    Bupropion is used for smoking cessation though its mode of action is unknown.  Common side effects include anxiety, depression, dizziness and impaired concentration.  Less commonly it can cause confusion and visual disturbance.

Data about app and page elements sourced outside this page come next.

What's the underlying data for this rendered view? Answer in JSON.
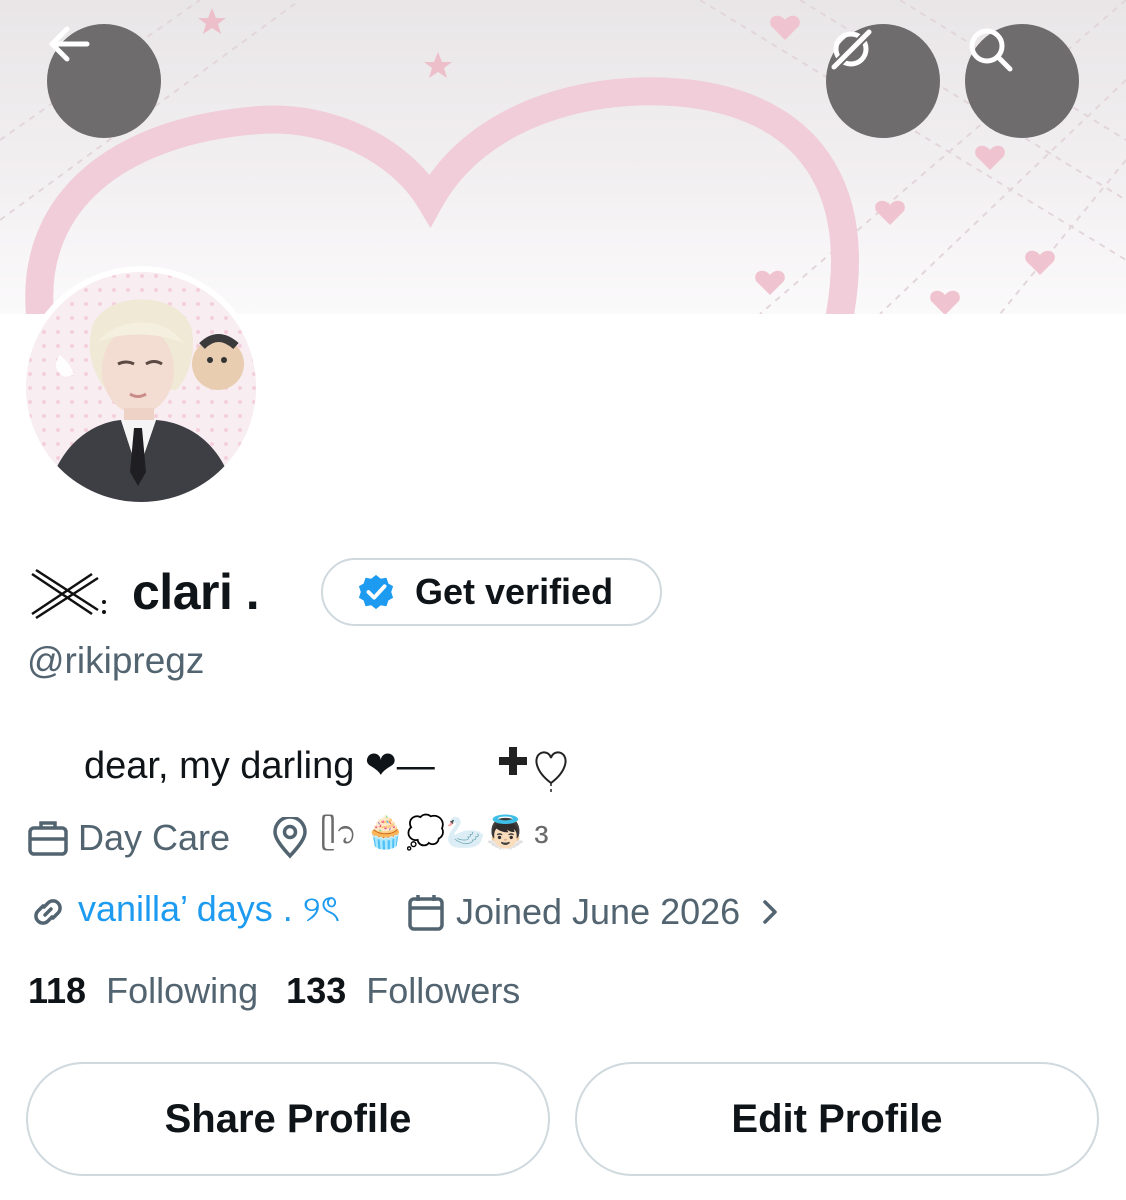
{
  "header": {
    "back_icon": "arrow-left-icon",
    "grok_icon": "grok-icon",
    "search_icon": "search-icon"
  },
  "profile": {
    "name_prefix_deco": "⤫:",
    "name": "clari .",
    "verify_label": "Get verified",
    "handle": "@rikipregz",
    "bio_text": "dear, my darling ❤︎—",
    "bio_deco": "✙♡",
    "work": "Day Care",
    "location_deco": "ᥫ᭡ 🧁💭🦢👼🏻 ɜ",
    "website": "vanilla’ days . ୨ৎ",
    "joined": "Joined June 2026"
  },
  "stats": {
    "following_count": "118",
    "following_label": "Following",
    "followers_count": "133",
    "followers_label": "Followers"
  },
  "actions": {
    "share": "Share Profile",
    "edit": "Edit Profile"
  },
  "colors": {
    "accent": "#1d9bf0",
    "muted": "#536471",
    "text": "#0f1419",
    "border": "#cfd9de",
    "overlay_button": "#6f6c6e",
    "banner_pink": "#f0c8d3"
  }
}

Applicants are 'unfit whilst taking this medication.

    Antidepressants

    The SSRIs sertraline, citalopram and escitalopram are the only antidepressants permitted for EASA medical certification - see the Depression (PDF) flow chart.  Citalopram and escitalopram are associated with dose-dependent QT interval prolongation and should not be used in those with congenital long QT syndrome, known pre-existing QT interval prolongation or in combination with other medicines that prolong the QT interval.  ECG measurements should be considered and electrolyte disturbances should be corrected before starting treatment.  For citalopram, the maximum daily doses are: 40 mg for adults and 20 mg for patients older than 65 years.  For escitalopram, the maximum daily doses are: 20 mg for adults and 10 mg for patients older than 65 years.

    St John's Wort can be purchased without prescription and is used for the treatment of depression though it is not licensed for this purpose.  It interacts with other medicines and the quality and quantity of active ingredient in the various preparations available is variable.  An applicant or certificate holder on this treatment should be assessed as unfit and follow the Depression (PDF) flow chart.

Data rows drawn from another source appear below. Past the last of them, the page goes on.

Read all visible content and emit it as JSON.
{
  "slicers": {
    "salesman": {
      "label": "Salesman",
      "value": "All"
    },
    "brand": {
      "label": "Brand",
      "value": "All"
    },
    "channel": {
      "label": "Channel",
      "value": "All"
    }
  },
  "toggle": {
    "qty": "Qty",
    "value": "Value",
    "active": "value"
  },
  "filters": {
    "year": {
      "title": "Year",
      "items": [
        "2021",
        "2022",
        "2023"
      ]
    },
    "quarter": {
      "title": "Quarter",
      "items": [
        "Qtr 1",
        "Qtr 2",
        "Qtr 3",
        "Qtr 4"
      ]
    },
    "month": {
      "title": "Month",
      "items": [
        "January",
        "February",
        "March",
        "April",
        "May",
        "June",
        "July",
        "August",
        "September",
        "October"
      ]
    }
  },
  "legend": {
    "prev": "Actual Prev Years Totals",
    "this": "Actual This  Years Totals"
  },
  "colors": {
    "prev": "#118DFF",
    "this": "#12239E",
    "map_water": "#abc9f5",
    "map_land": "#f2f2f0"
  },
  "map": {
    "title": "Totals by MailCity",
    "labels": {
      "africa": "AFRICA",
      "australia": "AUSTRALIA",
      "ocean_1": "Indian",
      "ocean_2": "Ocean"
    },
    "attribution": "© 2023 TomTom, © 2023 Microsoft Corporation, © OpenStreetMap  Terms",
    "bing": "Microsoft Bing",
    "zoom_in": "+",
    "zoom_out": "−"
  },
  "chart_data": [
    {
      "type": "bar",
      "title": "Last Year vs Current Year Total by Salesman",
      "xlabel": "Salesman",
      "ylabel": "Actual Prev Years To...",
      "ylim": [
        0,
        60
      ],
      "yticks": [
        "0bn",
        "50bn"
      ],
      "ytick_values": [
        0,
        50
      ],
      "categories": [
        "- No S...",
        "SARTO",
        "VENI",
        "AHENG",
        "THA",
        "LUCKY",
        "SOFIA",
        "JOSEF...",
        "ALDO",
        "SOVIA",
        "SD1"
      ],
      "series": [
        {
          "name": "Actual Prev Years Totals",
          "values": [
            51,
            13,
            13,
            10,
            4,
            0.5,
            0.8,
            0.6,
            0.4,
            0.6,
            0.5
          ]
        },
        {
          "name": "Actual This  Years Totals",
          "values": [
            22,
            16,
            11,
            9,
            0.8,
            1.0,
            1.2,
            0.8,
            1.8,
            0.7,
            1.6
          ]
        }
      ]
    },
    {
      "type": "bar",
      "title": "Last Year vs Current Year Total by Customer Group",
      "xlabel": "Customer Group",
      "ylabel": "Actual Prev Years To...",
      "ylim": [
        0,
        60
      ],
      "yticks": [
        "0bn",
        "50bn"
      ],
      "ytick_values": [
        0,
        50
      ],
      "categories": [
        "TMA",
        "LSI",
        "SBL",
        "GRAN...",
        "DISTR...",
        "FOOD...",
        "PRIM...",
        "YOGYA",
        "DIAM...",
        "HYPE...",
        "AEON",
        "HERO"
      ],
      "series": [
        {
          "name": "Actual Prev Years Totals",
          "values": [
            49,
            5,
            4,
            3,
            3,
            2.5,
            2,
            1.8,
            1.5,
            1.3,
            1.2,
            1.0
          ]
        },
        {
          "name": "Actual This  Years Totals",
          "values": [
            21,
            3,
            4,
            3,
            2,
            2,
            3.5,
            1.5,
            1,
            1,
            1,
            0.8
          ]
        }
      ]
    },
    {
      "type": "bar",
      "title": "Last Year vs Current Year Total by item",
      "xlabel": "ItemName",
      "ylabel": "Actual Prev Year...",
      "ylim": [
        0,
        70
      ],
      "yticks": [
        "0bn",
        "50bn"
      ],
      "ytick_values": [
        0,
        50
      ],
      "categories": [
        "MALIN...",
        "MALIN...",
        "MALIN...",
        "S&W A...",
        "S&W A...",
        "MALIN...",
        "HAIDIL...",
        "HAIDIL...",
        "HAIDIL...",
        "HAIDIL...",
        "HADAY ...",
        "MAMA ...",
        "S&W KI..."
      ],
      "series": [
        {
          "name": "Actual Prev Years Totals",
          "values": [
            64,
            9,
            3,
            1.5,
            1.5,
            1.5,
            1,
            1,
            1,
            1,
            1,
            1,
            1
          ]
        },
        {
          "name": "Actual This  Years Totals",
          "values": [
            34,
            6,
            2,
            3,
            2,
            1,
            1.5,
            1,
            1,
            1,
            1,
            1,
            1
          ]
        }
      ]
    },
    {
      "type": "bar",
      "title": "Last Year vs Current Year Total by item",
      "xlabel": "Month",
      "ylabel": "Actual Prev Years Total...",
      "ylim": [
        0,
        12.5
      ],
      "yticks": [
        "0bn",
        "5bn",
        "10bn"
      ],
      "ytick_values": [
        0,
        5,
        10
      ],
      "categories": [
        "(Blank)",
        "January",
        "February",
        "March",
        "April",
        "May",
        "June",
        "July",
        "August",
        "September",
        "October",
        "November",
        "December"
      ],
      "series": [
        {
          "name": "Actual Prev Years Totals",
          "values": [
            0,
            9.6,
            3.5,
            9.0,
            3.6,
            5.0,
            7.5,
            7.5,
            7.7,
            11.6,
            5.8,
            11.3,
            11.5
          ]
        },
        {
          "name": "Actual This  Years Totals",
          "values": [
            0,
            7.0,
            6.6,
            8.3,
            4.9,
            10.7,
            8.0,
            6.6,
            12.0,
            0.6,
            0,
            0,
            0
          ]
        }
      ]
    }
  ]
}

    The SNRI duloxetine is not permitted as an antidepressant but is non-sedating and medical certification may be considered for those applicants using a lower dosage for neuropathic pain.

    The half-life of amitriptyline is 18 to 24 hours and active metabolites have a longer half-life.  Sedation occurs at all dose levels.  It is not compatible with EASA medical certification even at the low doses used for treating neuropathic pain.

    Antiepileptics and Medications for Neuropathic Pain

    Epilepsy is disqualifying so these drugs are incompatible with EASA medical certification.  Gabapentin, pregabalin  and carbamazepineprescribed for neuropathic pain and valproate for migraine prophylaxis are disqualifying for EASA medical certification because of the risk of unacceptable side effects.

    Antipsychotic drugs

    Antipsychotic drugs are not usually compatible with EASA medical certification because the condition for which they are prescribed is likely to be disqualifying.  However, low dose sulpiride (less than 400mg daily) is acceptable for the treatment of Tourette's syndrome (unlicensed indication) provided a clinical report confirms treatment is successful without significant side-effects and a medical flight test gives a satisfactory result.  The use of clonazepam for treating tics is disqualifying.